"""

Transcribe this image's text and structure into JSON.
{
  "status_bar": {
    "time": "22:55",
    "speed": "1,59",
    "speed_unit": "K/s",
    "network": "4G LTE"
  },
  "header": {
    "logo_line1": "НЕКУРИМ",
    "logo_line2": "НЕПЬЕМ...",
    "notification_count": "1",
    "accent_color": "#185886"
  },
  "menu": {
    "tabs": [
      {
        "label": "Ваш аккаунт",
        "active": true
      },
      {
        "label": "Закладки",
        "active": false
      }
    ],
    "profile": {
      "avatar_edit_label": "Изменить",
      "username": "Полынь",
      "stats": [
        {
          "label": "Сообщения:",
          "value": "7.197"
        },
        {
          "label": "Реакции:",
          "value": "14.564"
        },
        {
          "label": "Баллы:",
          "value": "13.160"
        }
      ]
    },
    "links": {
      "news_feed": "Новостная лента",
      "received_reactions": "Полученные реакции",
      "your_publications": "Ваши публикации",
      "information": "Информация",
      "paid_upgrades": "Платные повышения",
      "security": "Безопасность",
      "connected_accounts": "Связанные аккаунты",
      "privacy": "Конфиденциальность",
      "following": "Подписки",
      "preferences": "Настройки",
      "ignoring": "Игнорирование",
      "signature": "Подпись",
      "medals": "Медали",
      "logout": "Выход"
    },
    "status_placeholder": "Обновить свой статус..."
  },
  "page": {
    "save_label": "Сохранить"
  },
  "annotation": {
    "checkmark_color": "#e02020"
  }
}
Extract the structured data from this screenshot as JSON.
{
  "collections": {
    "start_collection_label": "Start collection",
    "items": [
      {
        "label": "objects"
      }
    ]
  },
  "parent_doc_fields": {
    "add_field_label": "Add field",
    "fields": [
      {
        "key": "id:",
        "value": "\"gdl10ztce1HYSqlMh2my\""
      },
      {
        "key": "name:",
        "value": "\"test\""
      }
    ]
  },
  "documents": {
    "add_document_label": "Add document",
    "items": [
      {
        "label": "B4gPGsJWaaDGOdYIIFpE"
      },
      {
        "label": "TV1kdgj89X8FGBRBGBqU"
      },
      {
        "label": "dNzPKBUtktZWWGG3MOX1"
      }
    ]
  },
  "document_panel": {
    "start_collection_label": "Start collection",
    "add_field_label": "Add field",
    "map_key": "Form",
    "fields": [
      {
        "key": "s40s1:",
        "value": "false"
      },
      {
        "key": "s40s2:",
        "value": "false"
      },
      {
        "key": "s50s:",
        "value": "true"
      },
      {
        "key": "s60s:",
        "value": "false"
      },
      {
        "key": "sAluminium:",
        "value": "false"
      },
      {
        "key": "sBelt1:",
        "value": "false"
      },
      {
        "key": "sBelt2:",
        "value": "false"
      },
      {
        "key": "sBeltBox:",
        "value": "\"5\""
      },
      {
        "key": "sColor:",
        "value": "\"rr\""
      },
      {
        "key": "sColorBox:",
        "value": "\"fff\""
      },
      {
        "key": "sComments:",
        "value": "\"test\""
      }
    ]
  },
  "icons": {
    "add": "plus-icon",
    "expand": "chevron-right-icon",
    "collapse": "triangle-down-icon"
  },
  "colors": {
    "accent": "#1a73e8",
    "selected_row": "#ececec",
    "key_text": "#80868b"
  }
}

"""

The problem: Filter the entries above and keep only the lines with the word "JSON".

Exercise answer:
Transcribe this image's text and structure into JSON.
Extract the structured data from this screenshot as JSON.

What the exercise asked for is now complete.